Dataset records:
/---

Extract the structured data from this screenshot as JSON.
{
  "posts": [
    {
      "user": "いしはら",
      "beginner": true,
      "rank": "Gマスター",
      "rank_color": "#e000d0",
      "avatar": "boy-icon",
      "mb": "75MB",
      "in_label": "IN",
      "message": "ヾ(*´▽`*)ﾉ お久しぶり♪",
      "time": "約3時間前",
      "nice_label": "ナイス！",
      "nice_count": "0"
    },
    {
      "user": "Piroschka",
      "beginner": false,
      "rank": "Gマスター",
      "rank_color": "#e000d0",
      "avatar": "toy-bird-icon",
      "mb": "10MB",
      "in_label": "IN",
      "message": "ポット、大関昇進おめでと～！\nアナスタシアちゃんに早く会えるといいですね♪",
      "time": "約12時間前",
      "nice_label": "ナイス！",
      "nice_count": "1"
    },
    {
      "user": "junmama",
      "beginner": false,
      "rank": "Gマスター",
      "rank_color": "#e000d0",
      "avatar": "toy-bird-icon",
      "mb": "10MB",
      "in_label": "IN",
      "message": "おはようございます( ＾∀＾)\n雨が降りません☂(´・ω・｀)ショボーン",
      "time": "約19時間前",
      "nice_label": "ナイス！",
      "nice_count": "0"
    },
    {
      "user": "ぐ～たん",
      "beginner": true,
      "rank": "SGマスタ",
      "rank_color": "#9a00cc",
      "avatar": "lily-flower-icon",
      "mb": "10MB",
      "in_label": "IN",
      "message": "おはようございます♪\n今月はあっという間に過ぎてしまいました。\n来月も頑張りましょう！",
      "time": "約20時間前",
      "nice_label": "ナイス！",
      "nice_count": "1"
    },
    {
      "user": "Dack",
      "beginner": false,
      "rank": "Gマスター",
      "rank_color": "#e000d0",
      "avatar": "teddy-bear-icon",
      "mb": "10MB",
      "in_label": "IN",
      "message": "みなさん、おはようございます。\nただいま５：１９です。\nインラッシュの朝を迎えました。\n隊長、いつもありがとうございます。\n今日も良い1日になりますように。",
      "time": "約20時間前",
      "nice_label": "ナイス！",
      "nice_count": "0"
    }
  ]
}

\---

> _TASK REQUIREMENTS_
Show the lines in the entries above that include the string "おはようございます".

> _EXPECTED ANSWER_
      "message": "おはようございます( ＾∀＾)\n雨が降りません☂(´・ω・｀)ショボーン",
      "message": "おはようございます♪\n今月はあっという間に過ぎてしまいました。\n来月も頑張りましょう！",
      "message": "みなさん、おはようございます。\nただいま５：１９です。\nインラッシュの朝を迎えました。\n隊長、いつもありがとうございます。\n今日も良い1日になりますように。",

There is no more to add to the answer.